Serum nicotine concentration in the range of 30 ng/mL to 50 ng/mL with cotinine in the range of 200 ng/mL to 800 ng/mL indicates the subject is either actively using a tobacco product or on nicotine replacement therapy.

 

To discriminate if a patient on nicotine replacement therapy is actively using a tobacco product, see NICOU / Nicotine and Metabolites, Urine analysis; the presence of anabasine in urine, a tobacco alkaloid not present in nicotine replacement products indicates recent tobacco use.

 

Typical findings are as follows:

 

While using a tobacco product:

-Peak nicotine concentration: 30 ng/mL to 50 ng/mL

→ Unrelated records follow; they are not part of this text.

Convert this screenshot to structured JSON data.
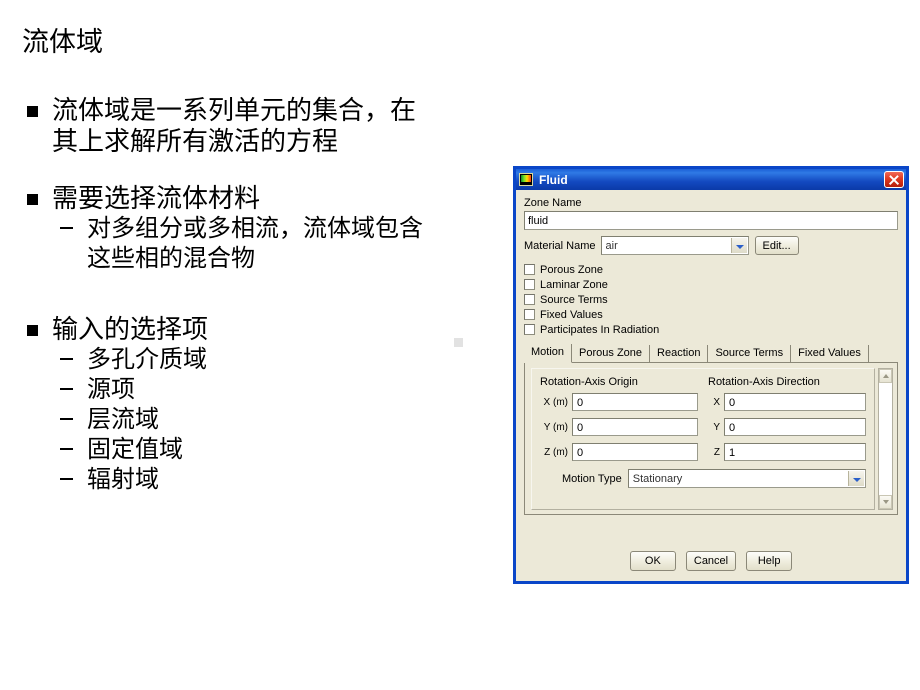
{
  "slide": {
    "title": "流体域",
    "bullets": [
      {
        "level": 1,
        "lines": [
          "流体域是一系列单元的集合，在",
          "其上求解所有激活的方程"
        ]
      },
      {
        "level": 1,
        "lines": [
          "需要选择流体材料"
        ]
      },
      {
        "level": 2,
        "lines": [
          "对多组分或多相流，流体域包含",
          "这些相的混合物"
        ]
      },
      {
        "level": 1,
        "lines": [
          "输入的选择项"
        ]
      },
      {
        "level": 2,
        "lines": [
          "多孔介质域"
        ]
      },
      {
        "level": 2,
        "lines": [
          "源项"
        ]
      },
      {
        "level": 2,
        "lines": [
          "层流域"
        ]
      },
      {
        "level": 2,
        "lines": [
          "固定值域"
        ]
      },
      {
        "level": 2,
        "lines": [
          "辐射域"
        ]
      }
    ]
  },
  "dialog": {
    "title": "Fluid",
    "icon": "fluent-contour-icon",
    "close_label": "×",
    "zone_name": {
      "label": "Zone Name",
      "value": "fluid"
    },
    "material_name": {
      "label": "Material Name",
      "value": "air",
      "edit_label": "Edit..."
    },
    "checkboxes": [
      {
        "label": "Porous Zone",
        "checked": false
      },
      {
        "label": "Laminar Zone",
        "checked": false
      },
      {
        "label": "Source Terms",
        "checked": false
      },
      {
        "label": "Fixed Values",
        "checked": false
      },
      {
        "label": "Participates In Radiation",
        "checked": false
      }
    ],
    "tabs": [
      {
        "label": "Motion",
        "active": true
      },
      {
        "label": "Porous Zone",
        "active": false
      },
      {
        "label": "Reaction",
        "active": false
      },
      {
        "label": "Source Terms",
        "active": false
      },
      {
        "label": "Fixed Values",
        "active": false
      }
    ],
    "motion_tab": {
      "origin": {
        "title": "Rotation-Axis Origin",
        "fields": [
          {
            "label": "X (m)",
            "value": "0"
          },
          {
            "label": "Y (m)",
            "value": "0"
          },
          {
            "label": "Z (m)",
            "value": "0"
          }
        ]
      },
      "direction": {
        "title": "Rotation-Axis Direction",
        "fields": [
          {
            "label": "X",
            "value": "0"
          },
          {
            "label": "Y",
            "value": "0"
          },
          {
            "label": "Z",
            "value": "1"
          }
        ]
      },
      "motion_type": {
        "label": "Motion Type",
        "value": "Stationary"
      }
    },
    "buttons": [
      {
        "label": "OK"
      },
      {
        "label": "Cancel"
      },
      {
        "label": "Help"
      }
    ]
  },
  "colors": {
    "titlebar_blue": "#1b5fd6",
    "dialog_face": "#ece9d8",
    "dialog_border": "#0a46c8",
    "close_red": "#e03a21"
  }
}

-Peak cotinine concentration: 200 ng/mL to 800 ng/mL*

*Higher values may be seen in subjects with high cytochrome P450 2D6 activity

 

Tobacco user after 2 weeks complete abstinence:

-Nicotine concentration: <2.0 ng/mL

-Cotinine concentration: <2.0 ng/mL

 

Nontobacco user with passive exposure:

-Nicotine concentration: <2.0 ng/mL

-Cotinine concentration: <8.0 ng/mL

 

Nontobacco user with no passive exposure:

-Nicotine concentration: <2.0 ng/mL

-Cotinine concentration: <2.0 ng/mL

Cautions Discusses conditions that may cause diagnostic confusion, including improper specimen collection and handling, inappropriate test selection, and interfering substances

Knowledge of time elapsed between last dose and specimen collection is important for interpretation of test results.

Clinical Reference Provides recommendations for further in-depth reading of a clinical nature

1. Dale LC, Hurt RD, Hays JT: Drug therapy to aid in smoking cessation. Tips on maximizing patients' chances for success. Postgrad Med 1998;104:75-78, 83-84

2. Moyer TP, Charlson JR, Enger RJ, et al: Simultaneous analysis of nicotine, nicotine metabolites, and tobacco alkaloids in serum or urine by tandem mass spectrometry, with clinically relevant metabolic profiles. Clin Chem 2002;48:1460-1471